Fix any wobbly bits in the clothing and body, paying special attention to the outer perimeter of the body line. 

Step 7: Compare Original and Fix Over-Editing

In the History Window, Select the Original File (at the very top). Then Undo (Ctrl/Command + Z) and watch your image change. Undo repeatedly until it’s easy to isolate the adjustments you made. Return to the current history state.

Using the History Brush Tool (Y) restore any areas that have been over-edited. 

Keep in mind that a smaller brush will be more precise, while a larger one will be more soft and diffused. 

Repeat as necessary.

Step 8: Run Imagenomic > Portraiture Plugin

(This step only applies if you have purchased and installed Portraiture.)

From the Filter Menu select Imagenomic > Portraiture. 

My Portraiture settings are shown at left for a very light handed softening effect. Modify yours as desired.

Select the ‘Background Copy’ layer and, using the Eraser Tool (E), remove the over-softened layer over the face.

Flatten the image. (Ctrl/Command + E)

Step 9: Skin Corrections For Body

Using the Clone Stamp Tool (S) with the settings above, source a clear spot of skin near the area to fix, being sure to match colors and shading as closely as possible. 

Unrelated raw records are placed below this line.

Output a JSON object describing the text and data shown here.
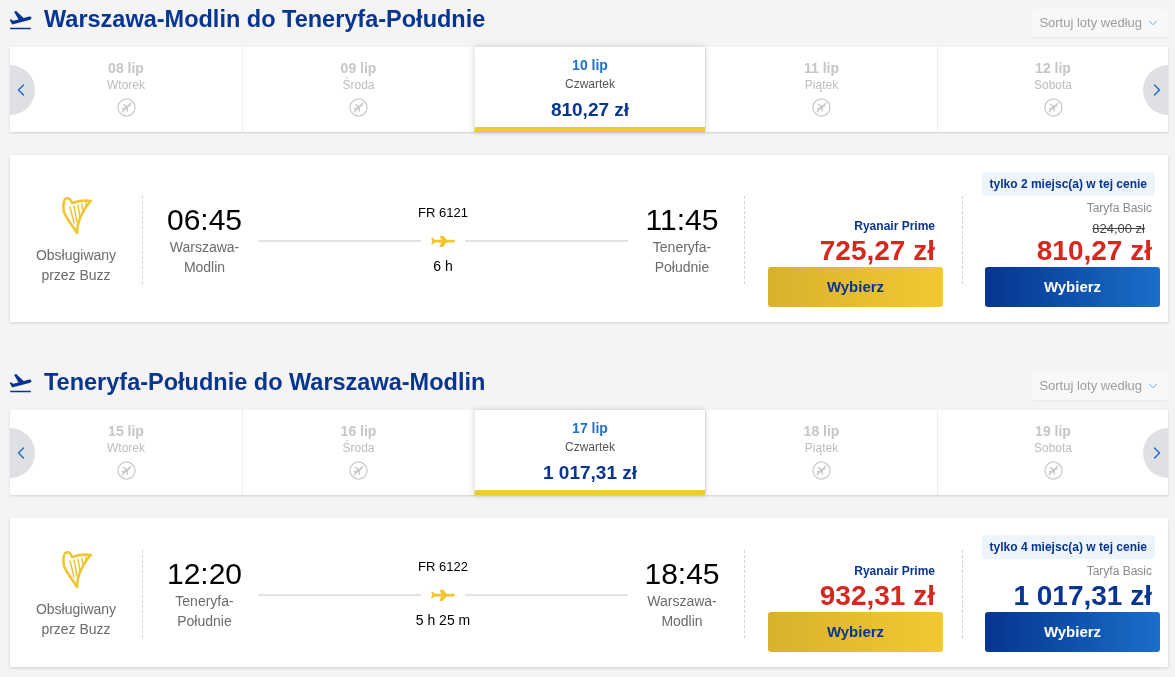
{
  "sections": [
    {
      "title": "Warszawa-Modlin do Teneryfa-Południe",
      "sort_label": "Sortuj loty według",
      "dates": [
        {
          "date": "08 lip",
          "day": "Wtorek",
          "available": false,
          "selected": false
        },
        {
          "date": "09 lip",
          "day": "Środa",
          "available": false,
          "selected": false
        },
        {
          "date": "10 lip",
          "day": "Czwartek",
          "available": true,
          "price": "810,27 zł",
          "selected": true
        },
        {
          "date": "11 lip",
          "day": "Piątek",
          "available": false,
          "selected": false
        },
        {
          "date": "12 lip",
          "day": "Sobota",
          "available": false,
          "selected": false
        }
      ],
      "flight": {
        "operator": "Obsługiwany przez Buzz",
        "departure": {
          "time": "06:45",
          "city": "Warszawa-Modlin"
        },
        "flight_number": "FR 6121",
        "duration": "6 h",
        "arrival": {
          "time": "11:45",
          "city": "Teneryfa-Południe"
        },
        "fares": [
          {
            "kind": "prime",
            "label": "Ryanair Prime",
            "price": "725,27 zł",
            "discounted": true,
            "button": "Wybierz"
          },
          {
            "kind": "basic",
            "badge": "tylko 2 miejsc(a) w tej cenie",
            "label": "Taryfa Basic",
            "old_price": "824,00 zł",
            "price": "810,27 zł",
            "discounted": true,
            "button": "Wybierz"
          }
        ]
      }
    },
    {
      "title": "Teneryfa-Południe do Warszawa-Modlin",
      "sort_label": "Sortuj loty według",
      "dates": [
        {
          "date": "15 lip",
          "day": "Wtorek",
          "available": false,
          "selected": false
        },
        {
          "date": "16 lip",
          "day": "Środa",
          "available": false,
          "selected": false
        },
        {
          "date": "17 lip",
          "day": "Czwartek",
          "available": true,
          "price": "1 017,31 zł",
          "selected": true
        },
        {
          "date": "18 lip",
          "day": "Piątek",
          "available": false,
          "selected": false
        },
        {
          "date": "19 lip",
          "day": "Sobota",
          "available": false,
          "selected": false
        }
      ],
      "flight": {
        "operator": "Obsługiwany przez Buzz",
        "departure": {
          "time": "12:20",
          "city": "Teneryfa-Południe"
        },
        "flight_number": "FR 6122",
        "duration": "5 h 25 m",
        "arrival": {
          "time": "18:45",
          "city": "Warszawa-Modlin"
        },
        "fares": [
          {
            "kind": "prime",
            "label": "Ryanair Prime",
            "price": "932,31 zł",
            "discounted": true,
            "button": "Wybierz"
          },
          {
            "kind": "basic",
            "badge": "tylko 4 miejsc(a) w tej cenie",
            "label": "Taryfa Basic",
            "price": "1 017,31 zł",
            "discounted": false,
            "button": "Wybierz"
          }
        ]
      }
    }
  ]
}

Increase and decrease your brush size using the bracket keys [ ] to match the size of the area you’re working on.

Clone with short taps repeatedly until the area is fixed. Do not click and drag, which can be too strong. Be sure to select a new source often.

Step 10: Correct Distractions in Background

Back-lit images tend to need an additional step here. Often, there are shadows somewhere in the background (fix those with the Dodge Tool (O) for soft, diffused areas of shadow, or the Clone Stamp Tool (S) for harder objects.)

In this particular shot, the glaring highlight on her seat was distracting, so to tone it down, I used the Clone Stamp Tool (S), and changed the effect mode to “Darken” (so the changes would not affect her dress). I then darkened the seat just enough to take the edge off.

Step 11: Run Alien skin > Exposure 4

(This step only applies if you have purchased and installed Alien Skin Exposure.)

From the Filter Menu select Alien Skin > Exposure 4...

After browsing the Factory Setting Options available, choose the settings that suit your image and taste. 

Modify the settings using the menus on the right. Adjust grain strength and vignette settings as necessary.

Click OK. Do not flatten image. Save file (Ctrl/Command + S).

Step 12: Crop in Lightroom

Wait to crop the image until the final step, so you can easily change the crop ratio, orientation or composition as needed.

Begin by choosing the crop ratio you will need the final image to be. I provide images to clients with a crop ratio of 2:3, which is what my camera shoots. For my marketing materials and blog, I usually need something different.

Once you’ve chosen your crop ratio, compose your shot as desired.